What is the importance in having an author’s works appear in translation? “Who wants to be limited to English?” replies Katherena Vermette, the award-winning Métis poet and novelist from Winnipeg.
She adds, “I also find the process fascinating. I have spoken to several translators of my work, and each one sees something different, wants to show something different in their translations. It really adds a layer to the work that I couldn’t possibly do myself.”
Her main concern has been properly relaying Indigenous, Métis things. “All of my translators, up to this point, have been non-Indigenous, so there were a few things to explain,” Vermette says. “For the Quebec translations of my novels and poetry, I had asked my francophone Indigenous writer friends to read the translation so they might catch the discrepancies, things like slang, that I would never be able to know.”
Her award-winning novel, The Break, and poetry book North End Love Songs are already available in French. Éditions des Plaines has decided to publish her Seven Teachings Stories (Les sept enseignements en histoire), starting with Amik aime l’école : une histoire sur la sagesse (Amik Loves School: A Story of Wisdom).
The stories are inspired by the Seven Sacred Teachings of the Anishinaabe – love, wisdom, humility, courage, respect, honesty, and truth. Set in urban landscapes, Indigenous children tell familiar stories about home, school, and community.
“Those came from my work as a kindergarten/nursery instructor many moons ago,” Vermette says. “I worked in a special Indigenous-focused program and learned from Elders about the teachings, then tried to centre those very complicated, sacred concepts in our lessons to our very wily students. That work provided all the inspiration for these little storybooks.”
Amik aime l’école was translated by Louise Binette, who has translated over 180 children’s and young adult books. “I’ve always had the good fortune of translating well-written works, which makes the task of any translator a lot easier,” Binette says. “It was the case for Amik Loves School and the other books in the series.”

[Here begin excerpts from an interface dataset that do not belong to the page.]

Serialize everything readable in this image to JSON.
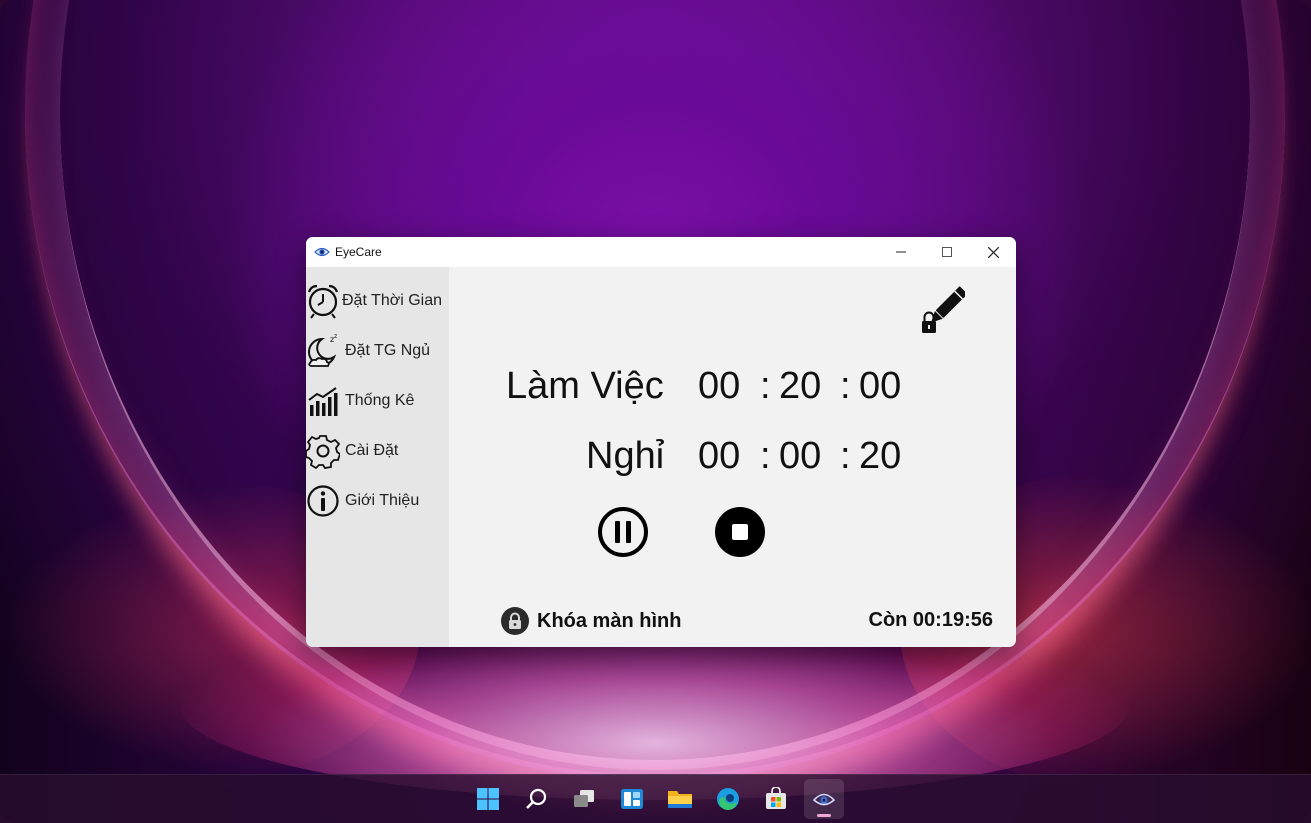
{
  "window": {
    "title": "EyeCare",
    "controls": [
      "minimize",
      "maximize",
      "close"
    ]
  },
  "sidebar": {
    "items": [
      {
        "label": "Đặt Thời Gian",
        "icon": "alarm-clock-icon"
      },
      {
        "label": "Đặt TG Ngủ",
        "icon": "sleep-moon-icon"
      },
      {
        "label": "Thống Kê",
        "icon": "stats-chart-icon"
      },
      {
        "label": "Cài Đặt",
        "icon": "gear-icon"
      },
      {
        "label": "Giới Thiệu",
        "icon": "info-icon"
      }
    ]
  },
  "main": {
    "edit_icon": "edit-lock-icon",
    "work": {
      "label": "Làm Việc",
      "hours": "00",
      "minutes": "20",
      "seconds": "00"
    },
    "rest": {
      "label": "Nghỉ",
      "hours": "00",
      "minutes": "00",
      "seconds": "20"
    },
    "colon": ":",
    "pause_icon": "pause-icon",
    "stop_icon": "stop-icon",
    "lock_label": "Khóa màn hình",
    "remaining": "Còn 00:19:56"
  },
  "taskbar": {
    "items": [
      "start-icon",
      "search-icon",
      "task-view-icon",
      "widgets-icon",
      "file-explorer-icon",
      "edge-icon",
      "store-icon",
      "eyecare-icon"
    ],
    "active": "eyecare-icon"
  }
}
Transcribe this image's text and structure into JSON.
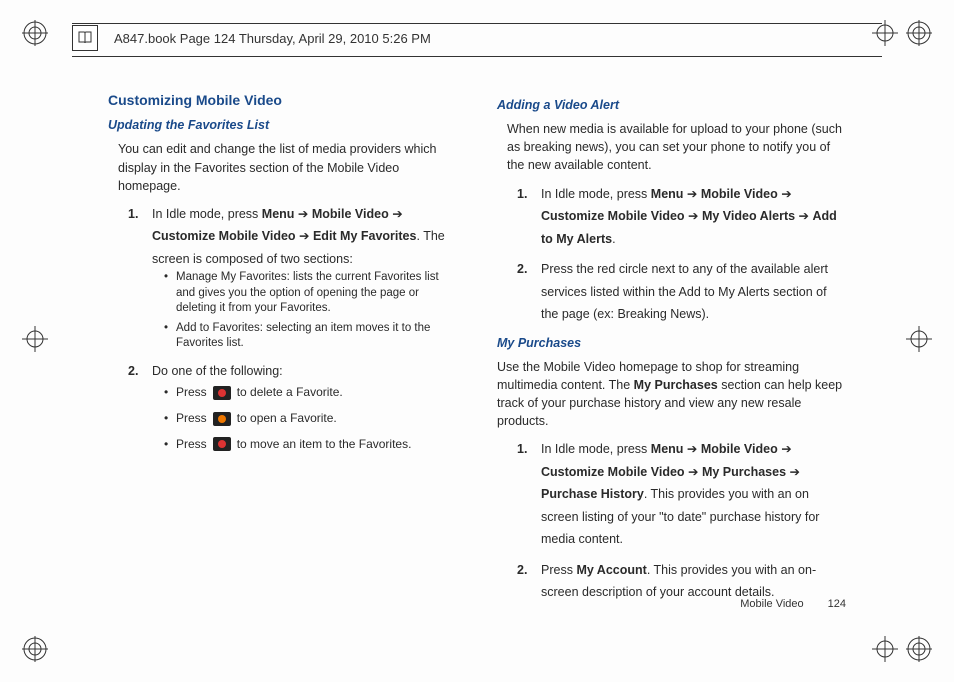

She used a lexicon of English-French-Aboriginal vocabulary, and at Éditions des Plaines, they consulted with a specialist in Aboriginal languages.
“Since Amik Loves School was written for young readers, the text is simple, well written, and goes straight to the point,” Binette says. “I found it very easy to respect the right tone used by the author. I had to undertake some research to find the exact translation of certain words. For example, smudging is translated in French to ‘morning purification ceremony.’ It’s a good example of the French text being longer than the English text!
“When dealing with an illustrated book, you have to compose with space constraints and try to be as concise as possible without leaving anything out.”